- Look at your bills instead of throwing them aside. Make sure you understand every line item on your bill.
- “Fun” spending should come after paying your bills and funding your retirement accounts.
- Don’t ignore small expenses. They can tell you a lot about what spending habits are working against you. Morning coffees, lunches out and grabbing a bag of beef jerky, for example, all add up big time.
- Monthly subscriptions are notoriously forgotten. Make sure you’re aware of what they cost and whether you actually use them or not.
I used to be a super-spender. I had a supercharged Corvette Convertible and a Cadillac CTS. I also rode a Yamaha R1 sport bike around town, paying $150 per month for insurance. But I sold all those things after I made early retirement a goal.
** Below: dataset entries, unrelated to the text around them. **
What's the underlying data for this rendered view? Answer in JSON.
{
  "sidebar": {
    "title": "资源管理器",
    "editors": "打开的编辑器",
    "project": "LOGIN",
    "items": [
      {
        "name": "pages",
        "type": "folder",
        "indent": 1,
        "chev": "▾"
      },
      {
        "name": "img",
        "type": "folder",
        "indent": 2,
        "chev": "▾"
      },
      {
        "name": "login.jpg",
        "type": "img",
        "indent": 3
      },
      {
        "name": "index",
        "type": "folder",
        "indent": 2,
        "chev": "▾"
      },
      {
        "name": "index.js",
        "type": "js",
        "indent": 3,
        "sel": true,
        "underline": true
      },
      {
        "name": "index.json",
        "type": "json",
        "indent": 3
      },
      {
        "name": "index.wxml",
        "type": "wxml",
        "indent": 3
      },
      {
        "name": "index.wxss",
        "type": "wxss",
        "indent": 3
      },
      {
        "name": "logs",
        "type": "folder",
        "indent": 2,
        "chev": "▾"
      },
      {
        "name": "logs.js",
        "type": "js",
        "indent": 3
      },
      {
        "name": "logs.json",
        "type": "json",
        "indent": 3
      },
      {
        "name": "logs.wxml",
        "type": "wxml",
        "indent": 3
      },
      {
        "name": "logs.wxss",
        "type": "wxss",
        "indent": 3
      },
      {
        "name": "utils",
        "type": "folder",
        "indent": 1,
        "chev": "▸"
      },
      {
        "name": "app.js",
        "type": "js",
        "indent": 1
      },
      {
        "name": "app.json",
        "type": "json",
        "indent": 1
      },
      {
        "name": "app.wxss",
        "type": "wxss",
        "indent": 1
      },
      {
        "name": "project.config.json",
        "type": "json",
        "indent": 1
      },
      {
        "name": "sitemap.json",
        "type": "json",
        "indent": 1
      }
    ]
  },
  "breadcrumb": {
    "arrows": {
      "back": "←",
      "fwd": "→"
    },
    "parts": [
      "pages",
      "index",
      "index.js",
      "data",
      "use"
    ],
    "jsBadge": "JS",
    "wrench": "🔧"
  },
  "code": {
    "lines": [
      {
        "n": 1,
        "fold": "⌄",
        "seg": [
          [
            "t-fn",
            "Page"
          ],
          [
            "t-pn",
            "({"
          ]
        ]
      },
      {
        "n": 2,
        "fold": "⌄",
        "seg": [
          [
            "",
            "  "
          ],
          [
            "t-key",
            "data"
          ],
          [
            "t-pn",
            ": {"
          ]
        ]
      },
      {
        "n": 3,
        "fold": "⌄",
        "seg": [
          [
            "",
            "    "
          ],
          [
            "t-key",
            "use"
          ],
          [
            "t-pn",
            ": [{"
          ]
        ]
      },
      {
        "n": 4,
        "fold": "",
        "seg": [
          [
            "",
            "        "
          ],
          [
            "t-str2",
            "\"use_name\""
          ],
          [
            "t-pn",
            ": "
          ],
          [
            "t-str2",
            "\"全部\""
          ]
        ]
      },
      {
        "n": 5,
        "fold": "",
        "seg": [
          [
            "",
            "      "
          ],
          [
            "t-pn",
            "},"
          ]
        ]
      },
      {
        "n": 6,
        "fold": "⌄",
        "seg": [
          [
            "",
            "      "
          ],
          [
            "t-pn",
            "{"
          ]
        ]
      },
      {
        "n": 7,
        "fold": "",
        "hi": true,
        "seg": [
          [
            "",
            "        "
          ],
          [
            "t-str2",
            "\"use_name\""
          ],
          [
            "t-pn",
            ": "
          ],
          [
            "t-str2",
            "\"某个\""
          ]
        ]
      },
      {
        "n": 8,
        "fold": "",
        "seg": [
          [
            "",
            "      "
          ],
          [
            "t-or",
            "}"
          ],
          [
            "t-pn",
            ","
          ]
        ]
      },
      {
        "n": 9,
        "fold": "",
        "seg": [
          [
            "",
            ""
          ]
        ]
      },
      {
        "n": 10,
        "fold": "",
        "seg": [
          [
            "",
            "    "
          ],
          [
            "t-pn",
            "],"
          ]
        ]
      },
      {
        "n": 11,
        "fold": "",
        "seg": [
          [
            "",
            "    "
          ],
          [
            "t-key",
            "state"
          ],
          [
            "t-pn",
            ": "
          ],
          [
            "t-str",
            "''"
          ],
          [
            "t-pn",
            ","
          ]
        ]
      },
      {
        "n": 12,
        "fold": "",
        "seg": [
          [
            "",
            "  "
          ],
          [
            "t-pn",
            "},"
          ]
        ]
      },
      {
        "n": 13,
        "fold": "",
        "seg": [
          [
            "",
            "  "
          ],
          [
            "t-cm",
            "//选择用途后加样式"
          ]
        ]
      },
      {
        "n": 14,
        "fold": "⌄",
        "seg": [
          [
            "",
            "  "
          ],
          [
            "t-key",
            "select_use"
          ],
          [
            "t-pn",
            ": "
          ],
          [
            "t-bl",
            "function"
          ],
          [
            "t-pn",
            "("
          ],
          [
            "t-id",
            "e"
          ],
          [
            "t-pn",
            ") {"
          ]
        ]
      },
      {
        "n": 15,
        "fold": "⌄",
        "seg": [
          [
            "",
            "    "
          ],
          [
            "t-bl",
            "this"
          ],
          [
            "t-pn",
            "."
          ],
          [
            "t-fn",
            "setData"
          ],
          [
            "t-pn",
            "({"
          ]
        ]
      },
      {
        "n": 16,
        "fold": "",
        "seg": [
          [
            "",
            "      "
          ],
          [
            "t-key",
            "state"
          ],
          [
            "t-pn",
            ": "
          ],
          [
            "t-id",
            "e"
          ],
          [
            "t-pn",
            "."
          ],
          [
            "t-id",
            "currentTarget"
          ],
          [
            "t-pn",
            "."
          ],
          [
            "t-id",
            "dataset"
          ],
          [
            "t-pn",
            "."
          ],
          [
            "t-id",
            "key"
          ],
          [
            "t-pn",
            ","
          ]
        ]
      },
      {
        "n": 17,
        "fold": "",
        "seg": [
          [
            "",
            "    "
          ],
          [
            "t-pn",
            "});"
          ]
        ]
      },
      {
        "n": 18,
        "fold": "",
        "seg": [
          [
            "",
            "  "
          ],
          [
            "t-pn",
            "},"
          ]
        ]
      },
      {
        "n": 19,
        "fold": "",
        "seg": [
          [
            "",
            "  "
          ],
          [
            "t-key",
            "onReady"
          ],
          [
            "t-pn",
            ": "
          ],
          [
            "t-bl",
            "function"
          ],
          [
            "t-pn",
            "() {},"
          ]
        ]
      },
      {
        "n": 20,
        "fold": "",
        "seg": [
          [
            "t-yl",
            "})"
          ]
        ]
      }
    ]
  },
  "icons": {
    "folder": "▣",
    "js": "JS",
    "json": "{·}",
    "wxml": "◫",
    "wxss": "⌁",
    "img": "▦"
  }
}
Courtney and I now live a very frugal life, and we couldn’t be happier. We cut cable TV and use a streaming subscription for half the price. We only spend $50 per month eating out at restaurants. We buy new clothes less than twice a year. We only upgrade our phones if it’s completely broken.
You don’t have to cut back on everything; this principle is about reevaluating priorities. I believe in spending liberally on things that bring you lasting joy, and cutting out expenses for things that don’t. The key is to admit what makes you happy and what doesn’t.
Steve Adcock is a financial expert who blogs about how to achieve financial independence. A former software developer, Steve retired early at the age of 35. His work has been featured in U.S. News, MarketWatch, Forbes and Business Insider. Follow him on Twitter @SteveOnSpeed.
- 38-year-old retiree: ‘America, stop wasting your money on these 7 things—if you want to retire early’
- How Warren Buffett’s son spent the $90,000 of Berkshire stock he got at 19—worth $200 million now: ‘I don’t regret it’
- 42-year-old retiree: ‘I lost more than $600,000 due to the pandemic. Now I’m second-guessing early retirement’